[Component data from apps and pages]

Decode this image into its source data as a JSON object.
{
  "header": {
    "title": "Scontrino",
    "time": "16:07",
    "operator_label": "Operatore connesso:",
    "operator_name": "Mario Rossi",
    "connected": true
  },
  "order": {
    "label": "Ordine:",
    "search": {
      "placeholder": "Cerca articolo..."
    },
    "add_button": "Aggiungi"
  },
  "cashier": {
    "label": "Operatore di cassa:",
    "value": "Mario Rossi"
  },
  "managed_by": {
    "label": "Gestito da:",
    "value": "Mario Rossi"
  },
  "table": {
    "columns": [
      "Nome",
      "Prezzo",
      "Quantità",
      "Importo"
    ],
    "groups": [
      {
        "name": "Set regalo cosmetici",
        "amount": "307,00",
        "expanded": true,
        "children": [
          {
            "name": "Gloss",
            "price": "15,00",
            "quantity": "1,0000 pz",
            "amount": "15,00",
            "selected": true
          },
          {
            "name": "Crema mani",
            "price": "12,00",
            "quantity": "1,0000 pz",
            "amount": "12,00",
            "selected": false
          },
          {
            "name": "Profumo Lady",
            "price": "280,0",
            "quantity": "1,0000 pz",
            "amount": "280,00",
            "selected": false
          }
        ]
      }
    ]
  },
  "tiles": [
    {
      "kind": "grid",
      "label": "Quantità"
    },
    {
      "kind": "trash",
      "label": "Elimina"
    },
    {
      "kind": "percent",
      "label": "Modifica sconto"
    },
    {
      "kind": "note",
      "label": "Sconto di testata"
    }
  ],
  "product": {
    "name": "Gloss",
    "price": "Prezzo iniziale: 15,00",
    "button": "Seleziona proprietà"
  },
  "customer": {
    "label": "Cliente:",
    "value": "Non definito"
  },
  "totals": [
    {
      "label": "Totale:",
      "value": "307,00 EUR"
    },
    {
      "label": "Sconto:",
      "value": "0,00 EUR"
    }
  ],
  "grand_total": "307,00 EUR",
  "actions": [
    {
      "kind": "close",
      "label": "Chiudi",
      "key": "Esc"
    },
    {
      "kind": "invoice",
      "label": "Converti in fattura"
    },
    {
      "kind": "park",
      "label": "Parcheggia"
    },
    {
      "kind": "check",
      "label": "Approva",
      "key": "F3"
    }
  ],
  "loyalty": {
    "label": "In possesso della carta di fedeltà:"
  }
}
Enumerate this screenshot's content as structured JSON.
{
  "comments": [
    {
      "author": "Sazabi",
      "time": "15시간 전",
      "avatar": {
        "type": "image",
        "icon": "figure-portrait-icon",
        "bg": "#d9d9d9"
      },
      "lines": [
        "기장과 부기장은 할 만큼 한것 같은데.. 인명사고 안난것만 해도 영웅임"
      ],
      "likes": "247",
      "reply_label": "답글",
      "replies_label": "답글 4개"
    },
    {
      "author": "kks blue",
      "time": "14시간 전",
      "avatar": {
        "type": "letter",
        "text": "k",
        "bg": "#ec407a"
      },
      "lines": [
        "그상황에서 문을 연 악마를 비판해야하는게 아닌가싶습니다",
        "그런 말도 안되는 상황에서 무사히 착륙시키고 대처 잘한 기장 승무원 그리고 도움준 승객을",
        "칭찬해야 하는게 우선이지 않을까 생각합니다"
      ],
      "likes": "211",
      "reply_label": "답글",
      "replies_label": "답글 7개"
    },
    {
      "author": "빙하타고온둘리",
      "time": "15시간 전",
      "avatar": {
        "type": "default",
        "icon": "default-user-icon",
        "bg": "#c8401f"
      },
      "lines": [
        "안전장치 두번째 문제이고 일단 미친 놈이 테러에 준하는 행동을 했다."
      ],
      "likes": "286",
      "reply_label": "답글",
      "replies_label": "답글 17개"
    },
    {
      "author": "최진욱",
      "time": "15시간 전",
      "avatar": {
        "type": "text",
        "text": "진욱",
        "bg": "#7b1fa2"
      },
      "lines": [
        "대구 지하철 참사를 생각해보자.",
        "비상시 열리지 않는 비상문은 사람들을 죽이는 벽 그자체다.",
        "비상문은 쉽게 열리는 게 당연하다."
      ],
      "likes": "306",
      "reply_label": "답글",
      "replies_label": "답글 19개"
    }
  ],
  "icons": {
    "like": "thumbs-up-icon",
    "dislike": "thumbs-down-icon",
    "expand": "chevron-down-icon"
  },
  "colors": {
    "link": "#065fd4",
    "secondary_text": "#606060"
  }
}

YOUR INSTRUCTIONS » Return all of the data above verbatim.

RESPONSE AREA »
Decode this image into its source data as a JSON object.
{
  "header": {
    "title": "Scontrino",
    "time": "16:07",
    "operator_label": "Operatore connesso:",
    "operator_name": "Mario Rossi",
    "connected": true
  },
  "order": {
    "label": "Ordine:",
    "search": {
      "placeholder": "Cerca articolo..."
    },
    "add_button": "Aggiungi"
  },
  "cashier": {
    "label": "Operatore di cassa:",
    "value": "Mario Rossi"
  },
  "managed_by": {
    "label": "Gestito da:",
    "value": "Mario Rossi"
  },
  "table": {
    "columns": [
      "Nome",
      "Prezzo",
      "Quantità",
      "Importo"
    ],
    "groups": [
      {
        "name": "Set regalo cosmetici",
        "amount": "307,00",
        "expanded": true,
        "children": [
          {
            "name": "Gloss",
            "price": "15,00",
            "quantity": "1,0000 pz",
            "amount": "15,00",
            "selected": true
          },
          {
            "name": "Crema mani",
            "price": "12,00",
            "quantity": "1,0000 pz",
            "amount": "12,00",
            "selected": false
          },
          {
            "name": "Profumo Lady",
            "price": "280,0",
            "quantity": "1,0000 pz",
            "amount": "280,00",
            "selected": false
          }
        ]
      }
    ]
  },
  "tiles": [
    {
      "kind": "grid",
      "label": "Quantità"
    },
    {
      "kind": "trash",
      "label": "Elimina"
    },
    {
      "kind": "percent",
      "label": "Modifica sconto"
    },
    {
      "kind": "note",
      "label": "Sconto di testata"
    }
  ],
  "product": {
    "name": "Gloss",
    "price": "Prezzo iniziale: 15,00",
    "button": "Seleziona proprietà"
  },
  "customer": {
    "label": "Cliente:",
    "value": "Non definito"
  },
  "totals": [
    {
      "label": "Totale:",
      "value": "307,00 EUR"
    },
    {
      "label": "Sconto:",
      "value": "0,00 EUR"
    }
  ],
  "grand_total": "307,00 EUR",
  "actions": [
    {
      "kind": "close",
      "label": "Chiudi",
      "key": "Esc"
    },
    {
      "kind": "invoice",
      "label": "Converti in fattura"
    },
    {
      "kind": "park",
      "label": "Parcheggia"
    },
    {
      "kind": "check",
      "label": "Approva",
      "key": "F3"
    }
  ],
  "loyalty": {
    "label": "In possesso della carta di fedeltà:"
  }
}
Enumerate this screenshot's content as structured JSON.
{
  "comments": [
    {
      "author": "Sazabi",
      "time": "15시간 전",
      "avatar": {
        "type": "image",
        "icon": "figure-portrait-icon",
        "bg": "#d9d9d9"
      },
      "lines": [
        "기장과 부기장은 할 만큼 한것 같은데.. 인명사고 안난것만 해도 영웅임"
      ],
      "likes": "247",
      "reply_label": "답글",
      "replies_label": "답글 4개"
    },
    {
      "author": "kks blue",
      "time": "14시간 전",
      "avatar": {
        "type": "letter",
        "text": "k",
        "bg": "#ec407a"
      },
      "lines": [
        "그상황에서 문을 연 악마를 비판해야하는게 아닌가싶습니다",
        "그런 말도 안되는 상황에서 무사히 착륙시키고 대처 잘한 기장 승무원 그리고 도움준 승객을",
        "칭찬해야 하는게 우선이지 않을까 생각합니다"
      ],
      "likes": "211",
      "reply_label": "답글",
      "replies_label": "답글 7개"
    },
    {
      "author": "빙하타고온둘리",
      "time": "15시간 전",
      "avatar": {
        "type": "default",
        "icon": "default-user-icon",
        "bg": "#c8401f"
      },
      "lines": [
        "안전장치 두번째 문제이고 일단 미친 놈이 테러에 준하는 행동을 했다."
      ],
      "likes": "286",
      "reply_label": "답글",
      "replies_label": "답글 17개"
    },
    {
      "author": "최진욱",
      "time": "15시간 전",
      "avatar": {
        "type": "text",
        "text": "진욱",
        "bg": "#7b1fa2"
      },
      "lines": [
        "대구 지하철 참사를 생각해보자.",
        "비상시 열리지 않는 비상문은 사람들을 죽이는 벽 그자체다.",
        "비상문은 쉽게 열리는 게 당연하다."
      ],
      "likes": "306",
      "reply_label": "답글",
      "replies_label": "답글 19개"
    }
  ],
  "icons": {
    "like": "thumbs-up-icon",
    "dislike": "thumbs-down-icon",
    "expand": "chevron-down-icon"
  },
  "colors": {
    "link": "#065fd4",
    "secondary_text": "#606060"
  }
}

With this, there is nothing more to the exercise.